Metanoia Films has also completed a documentary entitled “The Other Party” which addresses the issue of crime prevention in Mexico. Verastegui has a tour planned to premiere the documentary in 20 Mexican cities, encouraging public dialogue on personal safety, one the greatest concerns to the Mexican electorate.

Besides his performance as an actor and work as a producer, Verastegui has been promoting life, the family and religious freedom through numerous solidarity initiatives, especially those developed by his non-profit organization “Manto de Guadalupe” --The Mantle of Guadalupe—and the pro-life clinic, Guadalupe Medical Center, which opened its doors in Los Angeles on August 10, 2010.

In addition, the Catholic actor and producer is president of the “Let’s be Heroes” foundation dedicated to encouraging volunteerism throughout the world.

Verastegui has not confirmed whether he will run for any political position, or his affiliation with the Social Encounter Party.

This article was originally published by our sister agency, ACI Prensa. It has been translated and adapted by CNA.


In Argentina, 600 missionaries renew commitment to spreading Gospel

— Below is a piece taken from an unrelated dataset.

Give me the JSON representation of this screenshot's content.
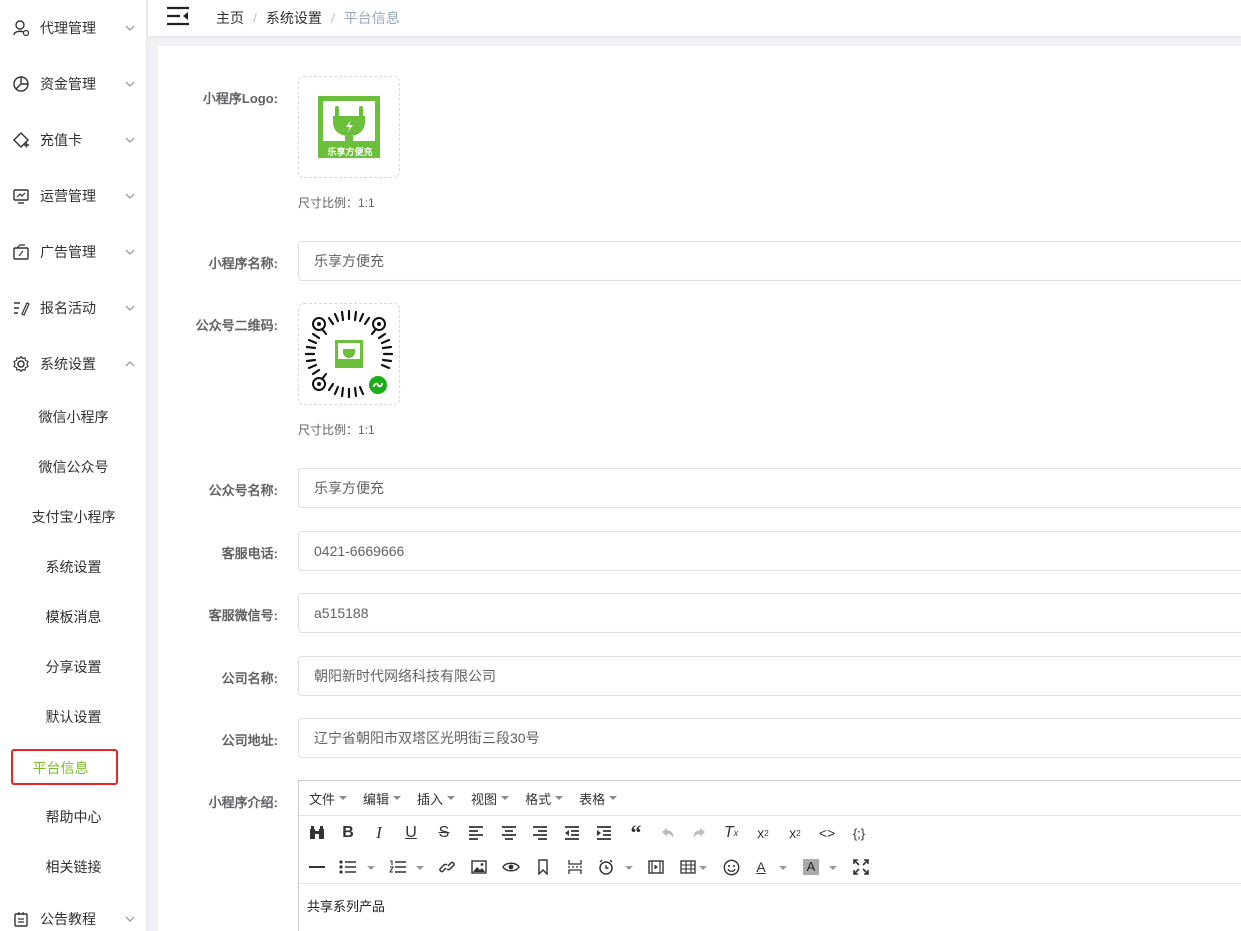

Buenos Aires, Argentina, Nov 25, 2017 / 11:46 am (CNA/EWTN News).- More than 600 people participated in the 5th National Missionary Conference held this week in Neuquen, Argentina, and committed to redoubling their efforts for a “Church that goes out.”

The theme of the Nov. 18-20 event was “Argentina in Mission, the Gospel is Joy.” It was hosted by Auxiliary Bishop Fernando Croxatto of Comodoro Rivadavia.

Pope Francis sent a letter to the congress, expressing his desire that participants “would grow in the missionary spirit, with that attitude of coming out of yourselves to proclaim Jesus.”

“Don’t be afraid – when there is love for Jesus Christ, this desire to make him known grows, to bring his love to everyone, with the enthusiasm that comes from faith,” the pope said in his message.

In the closing Mass, Bishop Croxatto said that Jesus encourages missionaries to stay strong and take courage, ready to choose death over betraying the Lord.

“The true missionary, who never stops being a disciple, knows that Jesus walks with him, speaks with him, breathes with him, works with him,” he said.

“Going out on mission means going out in order to spend time with people; it means going through far away remote areas, towns, cities, social environments, the modern Areopagus,” he said. “Not just passing through, but spending time with people. Letting ourselves take the time to get close to people, to see those crying out from the fringes of society.”

Bishop Croxatto warned against “the greatest danger which is that gray pragmatism of the daily life of the Church, where everything appears to be proceeding as usual but in reality the faith is wearing thin, degenerating into pettiness.”

“Make us always see that faith in you, the Son of God made flesh, is inseparable from the gift of ourselves,” he prayed. “So enable us to take the risk of coming face-to-face with others, with their sorrows and their complaints, the risk of belonging to a community and becoming servants. Let us not tire of opting for brotherhood.”

At the conference, diocesan teams met to discuss how to implement the mission of Ad gentes – the Second Vatican Council’s Decree on the Missionary Activity of the Church – to strengthen and encourage communities, and to spiritually prepare for the American Missionary Congress to be held in July 2018 in Bolivia.

Working in groups over the three-day event, the teams also acknowledged obstacles to their ministry, including poor communication, lack of communion, clericalism, signs of fatigue, disinterest, a lack of passion in the work of evangelization, resistance to change and “a lack of confidence in the effectiveness of the Gospel.”

The diocesan missionary groups renewed their commitment to create opportunities to “encounter Christ through the Eucharist and the Word of God; to increase missionary formation in all areas of pastoral ministry; to foster the bonds of communion and teamwork for a fruitful missionary witness.”

In addition, they committed to “increasing outreach to the poor and revitalizing ways of spreading the message, formation and support for missionary Ad gentes vocations.”

This article was originally published by our sister agency, ACI Prensa. It has been translated and adapted by CNA.